### [DATASET]
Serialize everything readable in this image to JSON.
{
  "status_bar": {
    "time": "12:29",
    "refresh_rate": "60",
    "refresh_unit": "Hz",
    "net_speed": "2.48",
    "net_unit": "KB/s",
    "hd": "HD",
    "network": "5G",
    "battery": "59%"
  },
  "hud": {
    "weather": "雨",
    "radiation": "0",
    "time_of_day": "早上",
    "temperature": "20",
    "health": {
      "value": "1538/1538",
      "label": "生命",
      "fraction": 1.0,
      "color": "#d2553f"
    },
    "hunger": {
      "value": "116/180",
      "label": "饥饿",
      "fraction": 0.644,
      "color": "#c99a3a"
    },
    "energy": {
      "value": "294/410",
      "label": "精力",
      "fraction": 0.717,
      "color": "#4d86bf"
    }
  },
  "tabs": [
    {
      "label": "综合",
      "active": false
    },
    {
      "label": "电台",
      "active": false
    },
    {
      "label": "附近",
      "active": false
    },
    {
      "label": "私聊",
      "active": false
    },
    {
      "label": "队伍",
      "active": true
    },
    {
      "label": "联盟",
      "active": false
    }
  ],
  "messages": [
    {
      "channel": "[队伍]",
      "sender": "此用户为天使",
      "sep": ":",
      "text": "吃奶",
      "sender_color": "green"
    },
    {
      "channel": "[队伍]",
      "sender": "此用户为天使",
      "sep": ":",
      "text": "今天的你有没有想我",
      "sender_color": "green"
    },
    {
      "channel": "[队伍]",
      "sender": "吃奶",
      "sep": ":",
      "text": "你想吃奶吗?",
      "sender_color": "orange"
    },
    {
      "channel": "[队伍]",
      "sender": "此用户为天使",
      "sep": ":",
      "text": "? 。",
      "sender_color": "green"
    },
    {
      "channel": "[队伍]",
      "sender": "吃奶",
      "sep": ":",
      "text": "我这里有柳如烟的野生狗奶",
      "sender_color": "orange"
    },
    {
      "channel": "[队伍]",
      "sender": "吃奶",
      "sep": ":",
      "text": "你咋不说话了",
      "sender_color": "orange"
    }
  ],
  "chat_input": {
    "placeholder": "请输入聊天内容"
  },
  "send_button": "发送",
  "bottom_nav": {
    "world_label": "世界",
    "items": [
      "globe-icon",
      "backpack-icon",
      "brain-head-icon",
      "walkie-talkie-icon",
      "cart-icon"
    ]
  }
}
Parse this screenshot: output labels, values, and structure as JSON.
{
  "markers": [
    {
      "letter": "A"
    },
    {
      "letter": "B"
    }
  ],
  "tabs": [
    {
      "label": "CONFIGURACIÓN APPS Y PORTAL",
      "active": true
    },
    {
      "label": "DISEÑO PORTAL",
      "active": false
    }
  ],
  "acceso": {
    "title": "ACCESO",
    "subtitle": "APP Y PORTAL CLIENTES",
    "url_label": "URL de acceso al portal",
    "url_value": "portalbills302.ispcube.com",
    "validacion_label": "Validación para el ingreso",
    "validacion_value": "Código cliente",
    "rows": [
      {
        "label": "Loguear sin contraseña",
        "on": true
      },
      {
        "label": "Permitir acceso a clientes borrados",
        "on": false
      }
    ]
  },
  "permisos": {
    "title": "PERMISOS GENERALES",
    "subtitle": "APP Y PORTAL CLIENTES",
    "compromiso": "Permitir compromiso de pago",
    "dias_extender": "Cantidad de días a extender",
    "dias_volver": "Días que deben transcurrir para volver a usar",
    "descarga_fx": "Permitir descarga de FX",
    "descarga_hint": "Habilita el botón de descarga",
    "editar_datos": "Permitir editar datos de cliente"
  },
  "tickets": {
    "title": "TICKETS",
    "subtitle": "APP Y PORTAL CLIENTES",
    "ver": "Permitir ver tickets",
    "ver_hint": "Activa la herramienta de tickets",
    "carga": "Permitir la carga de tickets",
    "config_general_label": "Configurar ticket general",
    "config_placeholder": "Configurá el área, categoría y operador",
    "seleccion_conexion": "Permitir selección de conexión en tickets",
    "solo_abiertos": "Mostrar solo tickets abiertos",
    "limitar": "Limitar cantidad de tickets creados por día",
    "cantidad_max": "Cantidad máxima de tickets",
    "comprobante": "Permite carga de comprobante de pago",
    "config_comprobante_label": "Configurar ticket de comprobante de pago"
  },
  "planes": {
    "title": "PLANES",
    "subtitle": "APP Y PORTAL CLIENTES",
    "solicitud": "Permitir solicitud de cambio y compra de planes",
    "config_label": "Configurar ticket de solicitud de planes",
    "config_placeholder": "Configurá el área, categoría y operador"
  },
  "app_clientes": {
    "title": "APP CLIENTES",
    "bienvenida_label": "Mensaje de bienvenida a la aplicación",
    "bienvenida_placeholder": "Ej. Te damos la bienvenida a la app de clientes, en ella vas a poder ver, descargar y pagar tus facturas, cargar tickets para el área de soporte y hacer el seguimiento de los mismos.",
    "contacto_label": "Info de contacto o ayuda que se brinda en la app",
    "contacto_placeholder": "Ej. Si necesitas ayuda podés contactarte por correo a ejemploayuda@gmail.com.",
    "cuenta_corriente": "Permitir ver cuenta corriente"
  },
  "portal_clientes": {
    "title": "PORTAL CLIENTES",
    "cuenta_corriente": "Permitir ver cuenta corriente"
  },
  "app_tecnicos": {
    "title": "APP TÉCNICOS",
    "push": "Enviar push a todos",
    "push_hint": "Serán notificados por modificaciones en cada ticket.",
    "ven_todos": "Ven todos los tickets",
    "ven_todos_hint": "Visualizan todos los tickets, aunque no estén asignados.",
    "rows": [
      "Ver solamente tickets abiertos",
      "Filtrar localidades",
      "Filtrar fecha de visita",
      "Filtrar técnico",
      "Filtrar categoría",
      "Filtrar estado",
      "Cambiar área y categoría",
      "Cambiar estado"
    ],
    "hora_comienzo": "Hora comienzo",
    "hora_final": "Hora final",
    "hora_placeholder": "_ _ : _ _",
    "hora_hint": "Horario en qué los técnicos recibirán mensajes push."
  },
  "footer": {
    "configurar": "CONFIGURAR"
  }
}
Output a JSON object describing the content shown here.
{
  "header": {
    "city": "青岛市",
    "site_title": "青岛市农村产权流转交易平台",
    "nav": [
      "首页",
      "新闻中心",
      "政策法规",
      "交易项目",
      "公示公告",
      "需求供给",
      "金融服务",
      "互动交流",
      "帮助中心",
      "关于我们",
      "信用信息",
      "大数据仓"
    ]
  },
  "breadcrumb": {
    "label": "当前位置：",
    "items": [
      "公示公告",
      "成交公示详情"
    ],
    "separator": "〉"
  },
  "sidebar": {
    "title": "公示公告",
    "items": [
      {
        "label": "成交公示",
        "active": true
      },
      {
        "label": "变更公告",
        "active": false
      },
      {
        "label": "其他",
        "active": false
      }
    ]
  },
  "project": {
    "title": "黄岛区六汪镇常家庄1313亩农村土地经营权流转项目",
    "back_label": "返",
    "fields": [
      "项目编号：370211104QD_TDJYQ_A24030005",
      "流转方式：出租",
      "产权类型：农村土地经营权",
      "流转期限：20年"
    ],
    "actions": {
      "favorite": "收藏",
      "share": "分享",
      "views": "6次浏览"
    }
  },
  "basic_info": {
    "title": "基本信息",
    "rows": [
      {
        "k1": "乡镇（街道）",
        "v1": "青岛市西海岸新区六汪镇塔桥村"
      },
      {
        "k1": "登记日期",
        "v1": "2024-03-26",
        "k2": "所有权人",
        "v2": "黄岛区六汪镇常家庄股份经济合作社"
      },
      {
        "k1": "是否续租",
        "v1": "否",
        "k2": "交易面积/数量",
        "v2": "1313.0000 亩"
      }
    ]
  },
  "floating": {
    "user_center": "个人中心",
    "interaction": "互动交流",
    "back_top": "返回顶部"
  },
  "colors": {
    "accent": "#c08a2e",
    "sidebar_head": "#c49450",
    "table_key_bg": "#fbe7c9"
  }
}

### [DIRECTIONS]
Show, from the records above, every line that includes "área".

### [RESPONSE BELOW]
    "config_placeholder": "Configurá el área, categoría y operador",
    "config_placeholder": "Configurá el área, categoría y operador"
    "bienvenida_placeholder": "Ej. Te damos la bienvenida a la app de clientes, en ella vas a poder ver, descargar y pagar tus facturas, cargar tickets para el área de soporte y hacer el seguimiento de los mismos.",
      "Cambiar área y categoría",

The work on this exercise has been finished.